Access to day care and flexible maternity benefits are key parts of a new Liberal policyguide that focuses on the economic needs of Canadian women.
The Pink Book, released Monday by the federal Liberal women's caucus, will be part of the party's platform in the next election. Thebook is the first volume in a planned series.
"We wanted to get something out there immediately that focuses on the financial situation of women in this country," Belinda Stronach, chair of the women's caucus, told CBC News on Monday.
"Women are still greatly affected by poverty in this country," the MPfor the Ontario riding of Newmarket Aurora said, noting women only make 71 cents for every dollar earned by a man.
The Pink Book focuses on ways to improve women's economic security and economic empowerment, she said.
Itcalls for national child care and early learning programs, a system that would be on par with the one the Liberalssigned with the provinces beforethey were voted out of office inJanuary.
That plan, whichwould have earmarked $5 billion over five years to create 250,000 child-care spaces, was signed by the provinces, but the Conservatives scrapped the deal when they took power.
The Tories decided to offer child-care cheques instead, giving parents $100 a month for every child under the age of six.
The Pink Book says a $5 billion-investment into a national child care system should be a minimum starting point. The book recommends that funding eventually reach one per cent of Canada's gross domestic product.
Other Pink Book recommendations include:
- Broadening maternity benefits for the self-employed. Offering flexible maternity and parental benefits in general.
- Implementing new pay-equity legislation.
- Allowing seniors to earn about $1,400 extra without having their Guaranteed Income Supplement money clawed back.
- Reversing 43-per-cent cuts to the operating budget of the Status of Women Canada, a federal agency that promotes gender equality.
The Pink Book wasmapped outin July, when current and former female Liberal MPs and senators met at a two-day retreat in Stronach's riding.

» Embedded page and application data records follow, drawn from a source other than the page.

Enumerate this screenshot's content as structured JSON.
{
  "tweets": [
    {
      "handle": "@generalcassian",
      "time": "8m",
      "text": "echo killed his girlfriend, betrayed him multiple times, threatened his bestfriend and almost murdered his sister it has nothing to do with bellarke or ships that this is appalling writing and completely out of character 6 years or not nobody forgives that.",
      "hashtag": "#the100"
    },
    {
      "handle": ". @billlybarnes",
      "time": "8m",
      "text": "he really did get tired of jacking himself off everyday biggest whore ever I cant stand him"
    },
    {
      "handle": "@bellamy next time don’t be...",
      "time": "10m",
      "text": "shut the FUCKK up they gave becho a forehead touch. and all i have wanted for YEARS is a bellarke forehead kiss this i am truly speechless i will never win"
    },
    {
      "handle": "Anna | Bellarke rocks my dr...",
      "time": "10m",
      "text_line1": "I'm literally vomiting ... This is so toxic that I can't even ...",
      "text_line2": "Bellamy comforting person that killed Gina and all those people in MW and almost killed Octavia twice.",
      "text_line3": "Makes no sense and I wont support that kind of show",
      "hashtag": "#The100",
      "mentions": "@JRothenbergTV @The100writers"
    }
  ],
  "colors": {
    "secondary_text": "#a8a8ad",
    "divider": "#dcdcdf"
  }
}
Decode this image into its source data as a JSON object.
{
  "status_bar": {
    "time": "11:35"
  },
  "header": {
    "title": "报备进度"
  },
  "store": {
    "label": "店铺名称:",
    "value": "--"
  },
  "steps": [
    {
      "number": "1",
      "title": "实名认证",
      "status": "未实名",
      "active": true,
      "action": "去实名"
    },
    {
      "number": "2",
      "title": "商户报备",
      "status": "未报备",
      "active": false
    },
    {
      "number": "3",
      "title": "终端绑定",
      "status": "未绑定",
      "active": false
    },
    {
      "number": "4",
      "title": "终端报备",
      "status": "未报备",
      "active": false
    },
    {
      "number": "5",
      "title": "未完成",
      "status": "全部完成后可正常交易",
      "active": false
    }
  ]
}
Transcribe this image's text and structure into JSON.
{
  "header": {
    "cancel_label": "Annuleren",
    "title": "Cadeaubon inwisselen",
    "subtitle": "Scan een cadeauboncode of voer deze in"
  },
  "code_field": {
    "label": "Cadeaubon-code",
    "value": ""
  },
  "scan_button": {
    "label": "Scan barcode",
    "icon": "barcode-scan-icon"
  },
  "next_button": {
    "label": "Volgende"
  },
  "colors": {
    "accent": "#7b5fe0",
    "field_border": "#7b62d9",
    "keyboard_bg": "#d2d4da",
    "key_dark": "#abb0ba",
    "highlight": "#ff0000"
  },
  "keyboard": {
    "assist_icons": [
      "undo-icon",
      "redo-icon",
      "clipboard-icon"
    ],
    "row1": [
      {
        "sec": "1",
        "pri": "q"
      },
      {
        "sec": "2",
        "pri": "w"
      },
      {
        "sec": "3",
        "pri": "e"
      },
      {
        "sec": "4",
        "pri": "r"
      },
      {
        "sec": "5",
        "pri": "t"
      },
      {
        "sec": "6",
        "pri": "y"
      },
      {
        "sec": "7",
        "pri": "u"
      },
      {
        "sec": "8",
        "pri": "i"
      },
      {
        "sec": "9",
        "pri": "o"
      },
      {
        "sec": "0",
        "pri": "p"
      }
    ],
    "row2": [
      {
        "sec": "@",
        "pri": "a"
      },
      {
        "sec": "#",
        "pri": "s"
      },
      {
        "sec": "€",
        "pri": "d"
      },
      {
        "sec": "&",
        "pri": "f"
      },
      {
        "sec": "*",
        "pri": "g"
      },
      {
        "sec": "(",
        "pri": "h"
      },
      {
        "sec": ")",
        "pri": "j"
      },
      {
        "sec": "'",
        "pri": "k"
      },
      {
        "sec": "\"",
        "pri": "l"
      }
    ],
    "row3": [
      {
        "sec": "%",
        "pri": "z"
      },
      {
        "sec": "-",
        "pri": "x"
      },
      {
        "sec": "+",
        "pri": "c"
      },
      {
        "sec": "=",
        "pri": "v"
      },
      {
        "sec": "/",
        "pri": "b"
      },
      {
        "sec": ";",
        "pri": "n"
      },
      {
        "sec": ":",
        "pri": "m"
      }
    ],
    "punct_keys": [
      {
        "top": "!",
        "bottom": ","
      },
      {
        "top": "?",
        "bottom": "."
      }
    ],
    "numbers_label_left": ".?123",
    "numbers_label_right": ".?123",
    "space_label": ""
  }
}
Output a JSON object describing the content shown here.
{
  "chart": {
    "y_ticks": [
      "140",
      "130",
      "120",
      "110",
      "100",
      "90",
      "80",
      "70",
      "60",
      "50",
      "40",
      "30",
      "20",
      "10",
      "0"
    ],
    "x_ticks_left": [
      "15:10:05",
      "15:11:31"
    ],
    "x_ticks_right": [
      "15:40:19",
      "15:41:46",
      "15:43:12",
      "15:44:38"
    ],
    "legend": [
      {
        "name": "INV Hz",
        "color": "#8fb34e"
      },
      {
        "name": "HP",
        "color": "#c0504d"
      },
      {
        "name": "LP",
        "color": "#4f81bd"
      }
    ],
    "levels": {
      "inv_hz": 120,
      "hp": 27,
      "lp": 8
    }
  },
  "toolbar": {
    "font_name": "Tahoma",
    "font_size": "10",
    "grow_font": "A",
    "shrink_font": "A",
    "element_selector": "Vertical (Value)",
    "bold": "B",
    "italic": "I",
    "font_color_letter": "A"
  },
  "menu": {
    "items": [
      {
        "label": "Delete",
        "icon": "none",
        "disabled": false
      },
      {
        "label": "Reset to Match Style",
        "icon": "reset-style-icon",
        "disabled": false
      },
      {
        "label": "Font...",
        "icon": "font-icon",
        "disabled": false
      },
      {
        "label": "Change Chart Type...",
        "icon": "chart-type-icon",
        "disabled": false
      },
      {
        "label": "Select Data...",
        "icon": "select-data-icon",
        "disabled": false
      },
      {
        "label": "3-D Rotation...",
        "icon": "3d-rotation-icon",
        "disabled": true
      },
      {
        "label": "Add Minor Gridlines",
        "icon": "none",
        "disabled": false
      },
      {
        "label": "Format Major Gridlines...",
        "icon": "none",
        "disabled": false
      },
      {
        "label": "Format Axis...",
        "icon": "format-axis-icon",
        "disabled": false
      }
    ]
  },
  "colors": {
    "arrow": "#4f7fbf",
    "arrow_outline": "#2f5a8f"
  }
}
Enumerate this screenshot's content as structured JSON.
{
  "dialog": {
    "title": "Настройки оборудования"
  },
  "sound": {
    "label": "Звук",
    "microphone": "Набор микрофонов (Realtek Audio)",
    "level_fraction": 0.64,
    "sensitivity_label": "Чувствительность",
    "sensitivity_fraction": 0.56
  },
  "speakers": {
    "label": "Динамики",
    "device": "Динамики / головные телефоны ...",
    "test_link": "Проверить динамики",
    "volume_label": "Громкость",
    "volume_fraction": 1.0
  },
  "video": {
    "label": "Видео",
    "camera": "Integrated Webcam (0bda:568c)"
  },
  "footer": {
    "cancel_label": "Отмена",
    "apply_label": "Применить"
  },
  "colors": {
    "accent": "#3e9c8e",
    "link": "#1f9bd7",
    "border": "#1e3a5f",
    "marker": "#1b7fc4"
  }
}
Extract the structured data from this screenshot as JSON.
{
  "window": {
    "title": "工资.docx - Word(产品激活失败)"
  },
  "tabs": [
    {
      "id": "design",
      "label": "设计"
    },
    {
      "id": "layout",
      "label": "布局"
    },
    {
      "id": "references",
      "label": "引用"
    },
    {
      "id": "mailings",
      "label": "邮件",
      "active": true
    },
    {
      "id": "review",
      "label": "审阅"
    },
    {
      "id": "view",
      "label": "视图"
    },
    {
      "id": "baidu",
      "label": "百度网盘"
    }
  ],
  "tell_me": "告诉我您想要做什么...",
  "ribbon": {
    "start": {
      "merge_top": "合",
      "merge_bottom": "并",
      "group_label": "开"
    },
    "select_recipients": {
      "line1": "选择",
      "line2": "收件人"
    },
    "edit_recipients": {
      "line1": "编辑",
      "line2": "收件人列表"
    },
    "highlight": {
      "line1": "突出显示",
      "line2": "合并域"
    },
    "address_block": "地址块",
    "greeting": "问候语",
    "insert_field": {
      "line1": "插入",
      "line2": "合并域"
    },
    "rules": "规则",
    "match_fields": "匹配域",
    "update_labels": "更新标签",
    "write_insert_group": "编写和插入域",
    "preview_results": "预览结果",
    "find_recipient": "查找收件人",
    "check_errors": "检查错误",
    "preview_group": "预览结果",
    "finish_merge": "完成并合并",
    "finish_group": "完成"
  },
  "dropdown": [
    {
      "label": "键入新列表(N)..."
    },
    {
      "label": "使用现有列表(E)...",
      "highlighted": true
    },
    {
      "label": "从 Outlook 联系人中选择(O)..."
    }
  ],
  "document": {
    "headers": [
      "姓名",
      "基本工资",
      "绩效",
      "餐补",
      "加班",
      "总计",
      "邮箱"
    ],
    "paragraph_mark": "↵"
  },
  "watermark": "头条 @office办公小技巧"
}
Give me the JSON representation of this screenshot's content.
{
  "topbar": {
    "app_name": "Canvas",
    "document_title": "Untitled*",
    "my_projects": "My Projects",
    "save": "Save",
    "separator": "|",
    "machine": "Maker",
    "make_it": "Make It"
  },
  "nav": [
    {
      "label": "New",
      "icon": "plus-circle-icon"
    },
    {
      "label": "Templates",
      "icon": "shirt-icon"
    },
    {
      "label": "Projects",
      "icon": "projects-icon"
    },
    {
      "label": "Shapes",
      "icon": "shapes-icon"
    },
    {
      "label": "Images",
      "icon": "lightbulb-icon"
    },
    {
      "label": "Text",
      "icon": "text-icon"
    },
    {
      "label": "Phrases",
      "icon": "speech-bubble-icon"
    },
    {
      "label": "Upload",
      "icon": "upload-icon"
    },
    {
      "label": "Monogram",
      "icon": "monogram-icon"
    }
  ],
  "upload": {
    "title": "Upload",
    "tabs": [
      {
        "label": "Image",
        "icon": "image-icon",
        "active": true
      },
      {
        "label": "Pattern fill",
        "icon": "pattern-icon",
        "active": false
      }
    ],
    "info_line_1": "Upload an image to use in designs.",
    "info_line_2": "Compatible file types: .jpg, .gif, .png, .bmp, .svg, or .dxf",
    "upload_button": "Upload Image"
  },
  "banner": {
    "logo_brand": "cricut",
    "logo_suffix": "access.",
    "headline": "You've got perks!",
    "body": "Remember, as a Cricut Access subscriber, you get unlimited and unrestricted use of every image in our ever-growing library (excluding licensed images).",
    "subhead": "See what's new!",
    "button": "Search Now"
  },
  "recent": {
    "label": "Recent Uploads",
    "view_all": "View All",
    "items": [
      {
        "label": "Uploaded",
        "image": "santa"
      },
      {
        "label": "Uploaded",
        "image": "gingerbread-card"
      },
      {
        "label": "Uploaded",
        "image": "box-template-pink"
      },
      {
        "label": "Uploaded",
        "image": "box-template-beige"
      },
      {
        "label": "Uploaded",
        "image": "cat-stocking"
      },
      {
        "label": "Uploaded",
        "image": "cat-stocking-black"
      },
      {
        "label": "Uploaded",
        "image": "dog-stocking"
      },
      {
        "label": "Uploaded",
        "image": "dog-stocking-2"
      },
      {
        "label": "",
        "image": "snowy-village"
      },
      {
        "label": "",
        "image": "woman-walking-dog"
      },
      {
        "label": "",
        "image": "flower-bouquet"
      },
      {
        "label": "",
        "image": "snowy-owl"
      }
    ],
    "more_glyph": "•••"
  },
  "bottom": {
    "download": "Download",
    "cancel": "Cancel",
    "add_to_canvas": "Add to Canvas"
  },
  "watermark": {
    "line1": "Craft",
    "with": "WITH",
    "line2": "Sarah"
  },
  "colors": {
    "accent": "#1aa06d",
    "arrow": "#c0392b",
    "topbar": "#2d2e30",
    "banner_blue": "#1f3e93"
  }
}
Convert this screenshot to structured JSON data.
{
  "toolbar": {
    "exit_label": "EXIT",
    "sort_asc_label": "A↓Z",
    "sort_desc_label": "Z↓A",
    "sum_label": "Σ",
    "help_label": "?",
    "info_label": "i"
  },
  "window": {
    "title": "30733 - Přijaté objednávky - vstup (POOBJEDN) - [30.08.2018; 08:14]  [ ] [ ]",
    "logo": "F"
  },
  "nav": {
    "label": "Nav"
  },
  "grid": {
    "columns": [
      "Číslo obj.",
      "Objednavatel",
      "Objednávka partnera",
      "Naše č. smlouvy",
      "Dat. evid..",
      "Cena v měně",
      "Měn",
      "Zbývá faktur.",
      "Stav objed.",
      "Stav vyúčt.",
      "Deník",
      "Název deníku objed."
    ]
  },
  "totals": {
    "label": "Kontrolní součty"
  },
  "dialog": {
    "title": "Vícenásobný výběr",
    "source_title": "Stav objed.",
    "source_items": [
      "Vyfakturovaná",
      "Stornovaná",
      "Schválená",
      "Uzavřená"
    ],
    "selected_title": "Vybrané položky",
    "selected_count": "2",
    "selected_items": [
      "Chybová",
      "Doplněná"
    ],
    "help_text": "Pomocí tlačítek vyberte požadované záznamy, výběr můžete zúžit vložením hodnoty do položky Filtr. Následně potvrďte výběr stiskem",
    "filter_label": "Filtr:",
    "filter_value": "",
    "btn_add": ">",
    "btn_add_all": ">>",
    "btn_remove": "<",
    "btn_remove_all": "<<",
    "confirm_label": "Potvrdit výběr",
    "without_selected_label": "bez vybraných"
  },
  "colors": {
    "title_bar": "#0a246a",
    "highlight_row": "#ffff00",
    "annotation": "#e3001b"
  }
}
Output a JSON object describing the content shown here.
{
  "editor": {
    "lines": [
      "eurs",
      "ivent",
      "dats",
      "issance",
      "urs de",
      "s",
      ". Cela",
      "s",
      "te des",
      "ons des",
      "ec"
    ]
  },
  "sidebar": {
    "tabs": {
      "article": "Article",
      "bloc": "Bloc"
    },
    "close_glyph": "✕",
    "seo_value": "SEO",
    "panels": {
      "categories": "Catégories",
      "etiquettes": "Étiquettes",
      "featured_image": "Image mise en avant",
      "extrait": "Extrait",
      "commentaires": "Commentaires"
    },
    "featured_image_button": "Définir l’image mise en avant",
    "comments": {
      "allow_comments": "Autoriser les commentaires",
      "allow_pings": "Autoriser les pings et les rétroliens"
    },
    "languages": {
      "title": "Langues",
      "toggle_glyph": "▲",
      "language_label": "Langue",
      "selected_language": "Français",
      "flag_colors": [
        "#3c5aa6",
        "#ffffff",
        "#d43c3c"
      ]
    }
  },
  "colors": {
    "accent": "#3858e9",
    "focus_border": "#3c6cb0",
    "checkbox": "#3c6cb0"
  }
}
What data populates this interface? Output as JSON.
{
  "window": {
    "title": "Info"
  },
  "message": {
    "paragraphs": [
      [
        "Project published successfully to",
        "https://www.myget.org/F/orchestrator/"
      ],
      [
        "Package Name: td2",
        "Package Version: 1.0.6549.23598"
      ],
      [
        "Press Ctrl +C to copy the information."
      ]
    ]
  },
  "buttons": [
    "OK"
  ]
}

Future Pink Book volumes will focus on issues such as women of the North and women in rural communities, Stronach said.